§ Task details:
Go through the material that comes after this and count the lines containing "אוגוסט"; report only the count.

################

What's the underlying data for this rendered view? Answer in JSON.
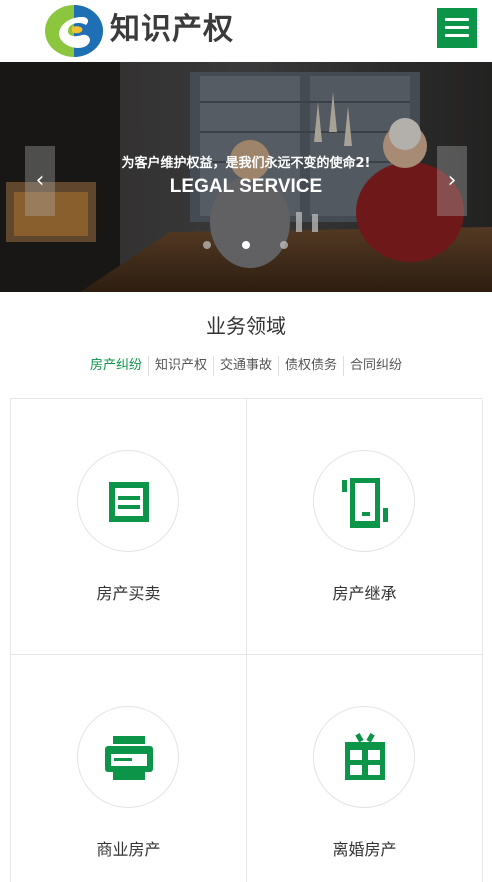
{
  "header": {
    "brand": "知识产权",
    "logo_icon": "logo-swirl-icon",
    "menu_icon": "hamburger-menu-icon",
    "brand_color": "#0c9448"
  },
  "banner": {
    "subtitle": "为客户维护权益，是我们永远不变的使命2!",
    "title": "LEGAL SERVICE",
    "prev_icon": "chevron-left-icon",
    "next_icon": "chevron-right-icon",
    "slide_count": 3,
    "active_slide": 2
  },
  "section": {
    "title": "业务领域",
    "tabs": [
      {
        "label": "房产纠纷",
        "active": true
      },
      {
        "label": "知识产权",
        "active": false
      },
      {
        "label": "交通事故",
        "active": false
      },
      {
        "label": "债权债务",
        "active": false
      },
      {
        "label": "合同纠纷",
        "active": false
      }
    ]
  },
  "services": [
    {
      "label": "房产买卖",
      "icon": "document-box-icon"
    },
    {
      "label": "房产继承",
      "icon": "phone-device-icon"
    },
    {
      "label": "商业房产",
      "icon": "printer-icon"
    },
    {
      "label": "离婚房产",
      "icon": "gift-box-icon"
    }
  ]
}
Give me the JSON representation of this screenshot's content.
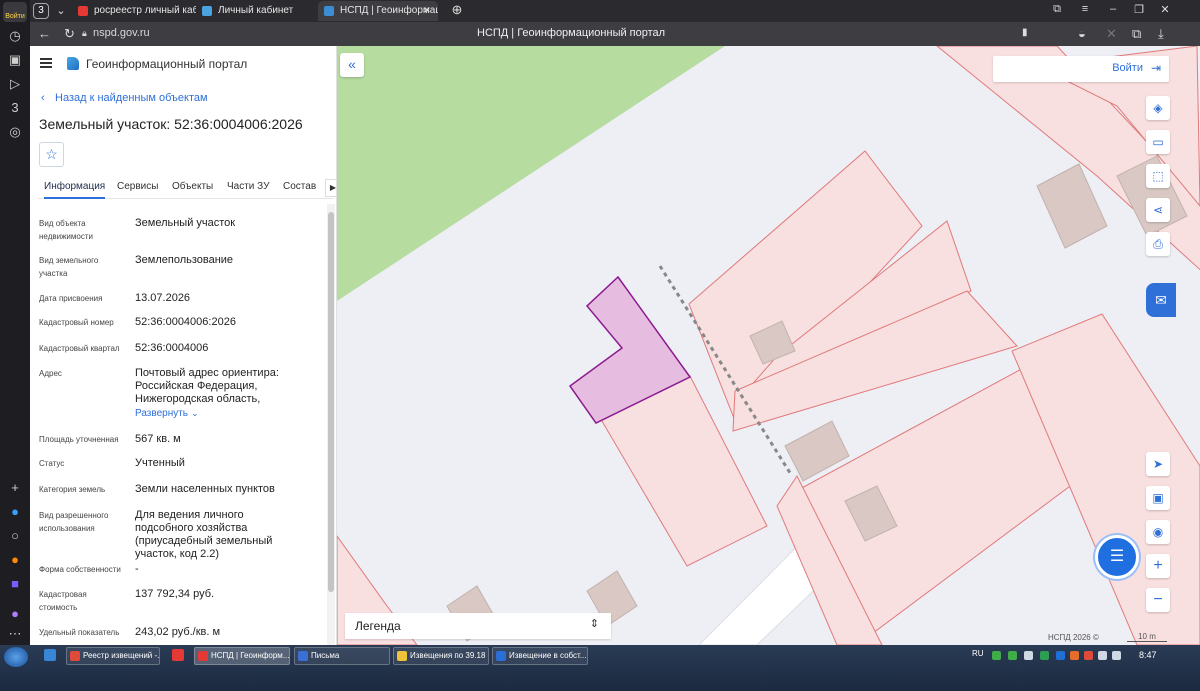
{
  "browser": {
    "tab_count": "3",
    "login_badge": "Войти",
    "tabs": [
      {
        "label": "росреестр личный кабин",
        "icon_color": "#e53935"
      },
      {
        "label": "Личный кабинет",
        "icon_color": "#4aa3df"
      },
      {
        "label": "НСПД | Геоинформац",
        "icon_color": "#3b8ed6"
      }
    ],
    "url": "nspd.gov.ru",
    "page_title": "НСПД | Геоинформационный портал"
  },
  "app": {
    "title": "Геоинформационный портал",
    "back_link": "Назад к найденным объектам",
    "object_title": "Земельный участок: 52:36:0004006:2026",
    "tabs": [
      "Информация",
      "Сервисы",
      "Объекты",
      "Части ЗУ",
      "Состав"
    ],
    "properties": [
      {
        "label": "Вид объекта недвижимости",
        "value": "Земельный участок"
      },
      {
        "label": "Вид земельного участка",
        "value": "Землепользование"
      },
      {
        "label": "Дата присвоения",
        "value": "13.07.2026"
      },
      {
        "label": "Кадастровый номер",
        "value": "52:36:0004006:2026"
      },
      {
        "label": "Кадастровый квартал",
        "value": "52:36:0004006"
      },
      {
        "label": "Адрес",
        "value": "Почтовый адрес ориентира: Российская Федерация, Нижегородская область,"
      },
      {
        "label": "Площадь уточненная",
        "value": "567 кв. м"
      },
      {
        "label": "Статус",
        "value": "Учтенный"
      },
      {
        "label": "Категория земель",
        "value": "Земли населенных пунктов"
      },
      {
        "label": "Вид разрешенного использования",
        "value": "Для ведения личного подсобного хозяйства (приусадебный земельный участок, код 2.2)"
      },
      {
        "label": "Форма собственности",
        "value": "-"
      },
      {
        "label": "Кадастровая стоимость",
        "value": "137 792,34 руб."
      },
      {
        "label": "Удельный показатель",
        "value": "243,02 руб./кв. м"
      }
    ],
    "expand_label": "Развернуть"
  },
  "map": {
    "login_label": "Войти",
    "legend_label": "Легенда",
    "copyright": "НСПД 2026 ©",
    "scale": "10 m",
    "colors": {
      "background": "#eeeef5",
      "green_area": "#b6dca0",
      "parcel_fill": "#f8dfe0",
      "parcel_stroke": "#e07a7a",
      "selected_fill": "#e6bde0",
      "selected_stroke": "#8b1a8f",
      "building": "#d9c8c3",
      "road": "#ffffff"
    }
  },
  "taskbar": {
    "items": [
      {
        "label": "Реестр извещений -...",
        "icon_color": "#e04a3a"
      },
      {
        "label": "НСПД | Геоинформ...",
        "icon_color": "#e53935"
      },
      {
        "label": "Письма",
        "icon_color": "#3b6fd6"
      },
      {
        "label": "Извещения по 39.18",
        "icon_color": "#f0c23a"
      },
      {
        "label": "Извещение в собст...",
        "icon_color": "#2b6fd6"
      }
    ],
    "lang": "RU",
    "clock": "8:47"
  }
}
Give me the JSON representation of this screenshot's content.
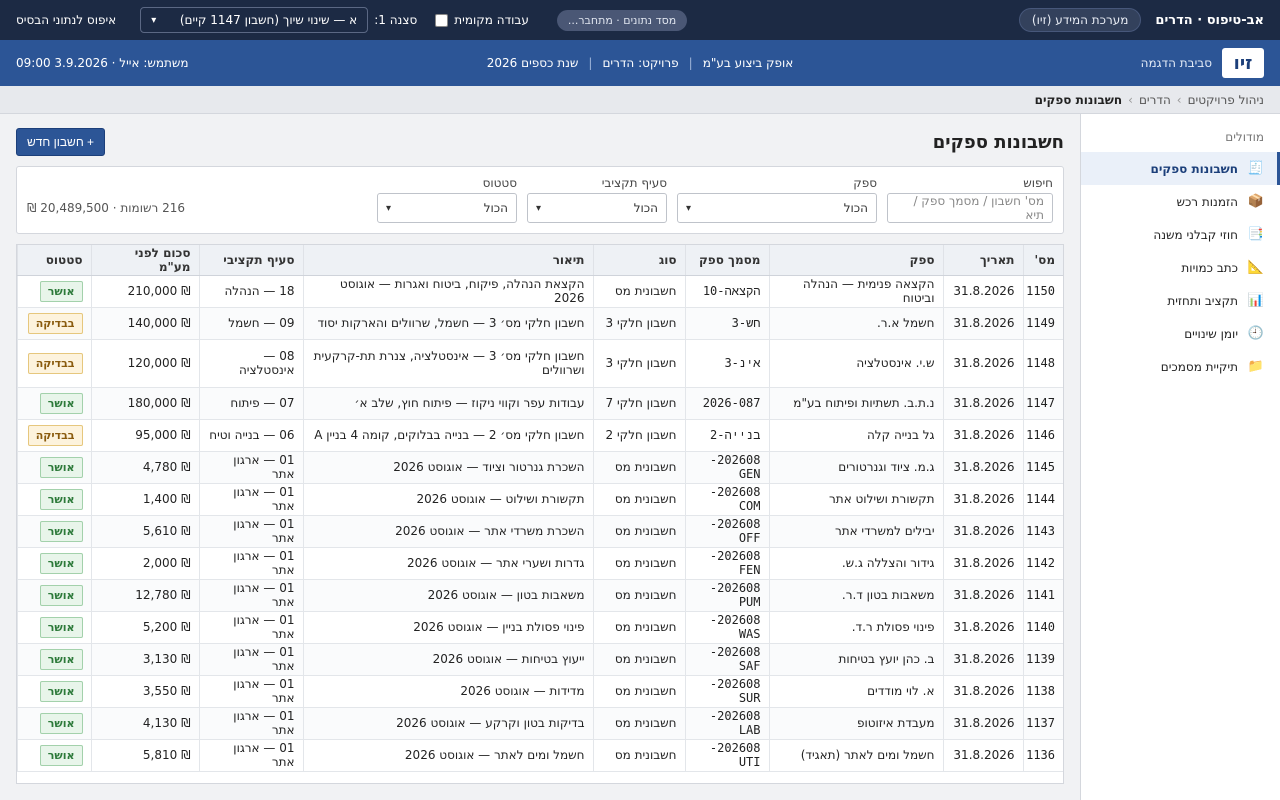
{
  "topbar": {
    "brand": "אב-טיפוס · הדרים",
    "system": "מערכת המידע (זיו)",
    "db_status": "מסד נתונים · מתחבר...",
    "local_work": "עבודה מקומית",
    "scenario_label": "סצנה 1:",
    "scenario_value": "א — שינוי שיוך (חשבון 1147 קיים)",
    "reset": "איפוס לנתוני הבסיס"
  },
  "band": {
    "logo": "זיו",
    "env": "סביבת הדגמה",
    "company": "אופק ביצוע בע\"מ",
    "project": "פרויקט: הדרים",
    "year": "שנת כספים 2026",
    "user": "משתמש: אייל · 3.9.2026 09:00"
  },
  "breadcrumb": [
    "ניהול פרויקטים",
    "הדרים",
    "חשבונות ספקים"
  ],
  "sidebar": {
    "heading": "מודולים",
    "items": [
      {
        "label": "חשבונות ספקים",
        "icon": "🧾",
        "active": true
      },
      {
        "label": "הזמנות רכש",
        "icon": "📦"
      },
      {
        "label": "חוזי קבלני משנה",
        "icon": "📑"
      },
      {
        "label": "כתב כמויות",
        "icon": "📐"
      },
      {
        "label": "תקציב ותחזית",
        "icon": "📊"
      },
      {
        "label": "יומן שינויים",
        "icon": "🕘"
      },
      {
        "label": "תיקיית מסמכים",
        "icon": "📁"
      }
    ]
  },
  "page": {
    "title": "חשבונות ספקים",
    "new_button": "+ חשבון חדש"
  },
  "filters": {
    "search_label": "חיפוש",
    "search_placeholder": "מס' חשבון / מסמך ספק / תיא",
    "supplier_label": "ספק",
    "supplier_value": "הכול",
    "budget_label": "סעיף תקציבי",
    "budget_value": "הכול",
    "status_label": "סטטוס",
    "status_value": "הכול",
    "summary": "216 רשומות · 20,489,500 ₪"
  },
  "table": {
    "headers": [
      "מס'",
      "תאריך",
      "ספק",
      "מסמך ספק",
      "סוג",
      "תיאור",
      "סעיף תקציבי",
      "סכום לפני מע\"מ",
      "סטטוס"
    ],
    "rows": [
      {
        "num": "1150",
        "date": "31.8.2026",
        "supplier": "הקצאה פנימית — הנהלה וביטוח",
        "doc": "הקצאה-10",
        "type": "חשבונית מס",
        "desc": "הקצאת הנהלה, פיקוח, ביטוח ואגרות — אוגוסט 2026",
        "budget": "18 — הנהלה",
        "amount": "₪ 210,000",
        "status": "אושר",
        "status_kind": "ok"
      },
      {
        "num": "1149",
        "date": "31.8.2026",
        "supplier": "חשמל א.ר.",
        "doc": "חש-3",
        "type": "חשבון חלקי 3",
        "desc": "חשבון חלקי מס׳ 3 — חשמל, שרוולים והארקות יסוד",
        "budget": "09 — חשמל",
        "amount": "₪ 140,000",
        "status": "בבדיקה",
        "status_kind": "chk"
      },
      {
        "num": "1148",
        "date": "31.8.2026",
        "supplier": "ש.י. אינסטלציה",
        "doc": "אינ-3",
        "type": "חשבון חלקי 3",
        "desc": "חשבון חלקי מס׳ 3 — אינסטלציה, צנרת תת-קרקעית ושרוולים",
        "budget": "08 — אינסטלציה",
        "amount": "₪ 120,000",
        "status": "בבדיקה",
        "status_kind": "chk",
        "tall": true
      },
      {
        "num": "1147",
        "date": "31.8.2026",
        "supplier": "נ.ת.ב. תשתיות ופיתוח בע\"מ",
        "doc": "2026-087",
        "type": "חשבון חלקי 7",
        "desc": "עבודות עפר וקווי ניקוז — פיתוח חוץ, שלב א׳",
        "budget": "07 — פיתוח",
        "amount": "₪ 180,000",
        "status": "אושר",
        "status_kind": "ok"
      },
      {
        "num": "1146",
        "date": "31.8.2026",
        "supplier": "גל בנייה קלה",
        "doc": "בנייה-2",
        "type": "חשבון חלקי 2",
        "desc": "חשבון חלקי מס׳ 2 — בנייה בבלוקים, קומה 4 בניין A",
        "budget": "06 — בנייה וטיח",
        "amount": "₪ 95,000",
        "status": "בבדיקה",
        "status_kind": "chk"
      },
      {
        "num": "1145",
        "date": "31.8.2026",
        "supplier": "ג.מ. ציוד וגנרטורים",
        "doc": "202608-GEN",
        "type": "חשבונית מס",
        "desc": "השכרת גנרטור וציוד — אוגוסט 2026",
        "budget": "01 — ארגון אתר",
        "amount": "₪ 4,780",
        "status": "אושר",
        "status_kind": "ok"
      },
      {
        "num": "1144",
        "date": "31.8.2026",
        "supplier": "תקשורת ושילוט אתר",
        "doc": "202608-COM",
        "type": "חשבונית מס",
        "desc": "תקשורת ושילוט — אוגוסט 2026",
        "budget": "01 — ארגון אתר",
        "amount": "₪ 1,400",
        "status": "אושר",
        "status_kind": "ok"
      },
      {
        "num": "1143",
        "date": "31.8.2026",
        "supplier": "יבילים למשרדי אתר",
        "doc": "202608-OFF",
        "type": "חשבונית מס",
        "desc": "השכרת משרדי אתר — אוגוסט 2026",
        "budget": "01 — ארגון אתר",
        "amount": "₪ 5,610",
        "status": "אושר",
        "status_kind": "ok"
      },
      {
        "num": "1142",
        "date": "31.8.2026",
        "supplier": "גידור והצללה ג.ש.",
        "doc": "202608-FEN",
        "type": "חשבונית מס",
        "desc": "גדרות ושערי אתר — אוגוסט 2026",
        "budget": "01 — ארגון אתר",
        "amount": "₪ 2,000",
        "status": "אושר",
        "status_kind": "ok"
      },
      {
        "num": "1141",
        "date": "31.8.2026",
        "supplier": "משאבות בטון ד.ר.",
        "doc": "202608-PUM",
        "type": "חשבונית מס",
        "desc": "משאבות בטון — אוגוסט 2026",
        "budget": "01 — ארגון אתר",
        "amount": "₪ 12,780",
        "status": "אושר",
        "status_kind": "ok"
      },
      {
        "num": "1140",
        "date": "31.8.2026",
        "supplier": "פינוי פסולת ר.ד.",
        "doc": "202608-WAS",
        "type": "חשבונית מס",
        "desc": "פינוי פסולת בניין — אוגוסט 2026",
        "budget": "01 — ארגון אתר",
        "amount": "₪ 5,200",
        "status": "אושר",
        "status_kind": "ok"
      },
      {
        "num": "1139",
        "date": "31.8.2026",
        "supplier": "ב. כהן יועץ בטיחות",
        "doc": "202608-SAF",
        "type": "חשבונית מס",
        "desc": "ייעוץ בטיחות — אוגוסט 2026",
        "budget": "01 — ארגון אתר",
        "amount": "₪ 3,130",
        "status": "אושר",
        "status_kind": "ok"
      },
      {
        "num": "1138",
        "date": "31.8.2026",
        "supplier": "א. לוי מודדים",
        "doc": "202608-SUR",
        "type": "חשבונית מס",
        "desc": "מדידות — אוגוסט 2026",
        "budget": "01 — ארגון אתר",
        "amount": "₪ 3,550",
        "status": "אושר",
        "status_kind": "ok"
      },
      {
        "num": "1137",
        "date": "31.8.2026",
        "supplier": "מעבדת איזוטופ",
        "doc": "202608-LAB",
        "type": "חשבונית מס",
        "desc": "בדיקות בטון וקרקע — אוגוסט 2026",
        "budget": "01 — ארגון אתר",
        "amount": "₪ 4,130",
        "status": "אושר",
        "status_kind": "ok"
      },
      {
        "num": "1136",
        "date": "31.8.2026",
        "supplier": "חשמל ומים לאתר (תאגיד)",
        "doc": "202608-UTI",
        "type": "חשבונית מס",
        "desc": "חשמל ומים לאתר — אוגוסט 2026",
        "budget": "01 — ארגון אתר",
        "amount": "₪ 5,810",
        "status": "אושר",
        "status_kind": "ok"
      }
    ]
  }
}
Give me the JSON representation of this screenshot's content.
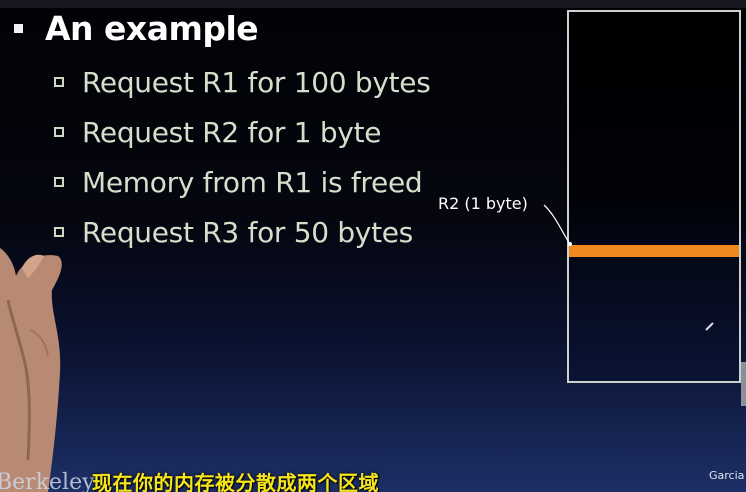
{
  "slide": {
    "title": "An example",
    "bullets": [
      "Request R1 for 100 bytes",
      "Request R2 for 1 byte",
      "Memory from R1 is freed",
      "Request R3 for 50 bytes"
    ]
  },
  "diagram": {
    "callout_label": "R2 (1 byte)"
  },
  "overlay": {
    "subtitle": "现在你的内存被分散成两个区域",
    "logo_left": "Berkeley",
    "logo_right": "Garcia"
  },
  "colors": {
    "block": "#f0891e",
    "subtitle": "#f5e51a",
    "bullet_text": "#d6dfcc"
  }
}
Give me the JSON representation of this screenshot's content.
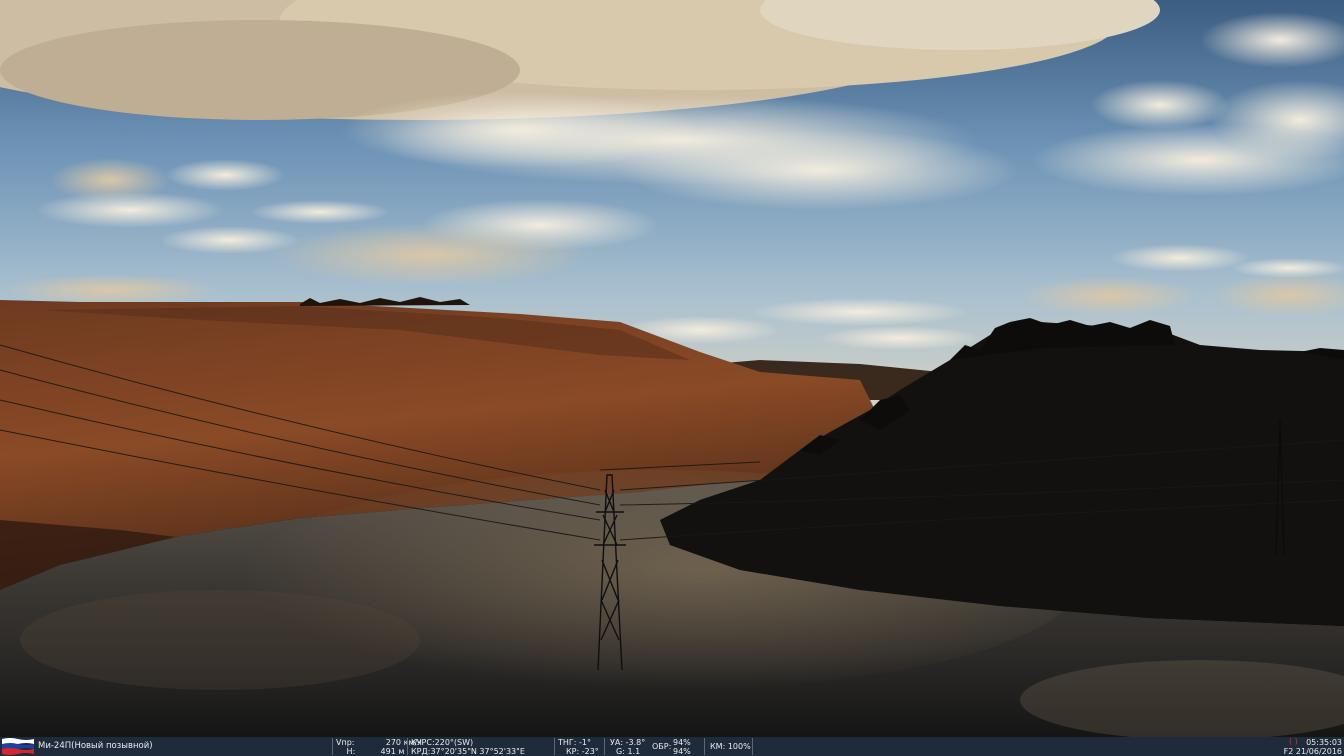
{
  "hud": {
    "unit_name": "Ми-24П(Новый позывной)",
    "vpr_label": "Vпр:",
    "vpr_value": "270",
    "vpr_unit": "км/ч",
    "h_label": "Н:",
    "h_value": "491",
    "h_unit": "м",
    "kurs": "КУРС:220°(SW)",
    "krd": "КРД:37°20'35\"N 37°52'33\"E",
    "tng": "ТНГ: -1°",
    "kr": "КР: -23°",
    "ua": "УА: -3.8°",
    "g": "G: 1.1",
    "obr_label": "ОБР:",
    "obr_1": "94%",
    "obr_2": "94%",
    "km": "КМ: 100%",
    "time": "05:35:03",
    "date": "F2 21/06/2016",
    "colors": {
      "hud_bg": "#1f2a3a",
      "hud_text": "#e9edf2",
      "flag_white": "#ffffff",
      "flag_blue": "#1c3fa8",
      "flag_red": "#d5262b"
    }
  }
}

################

§ Written solution:
11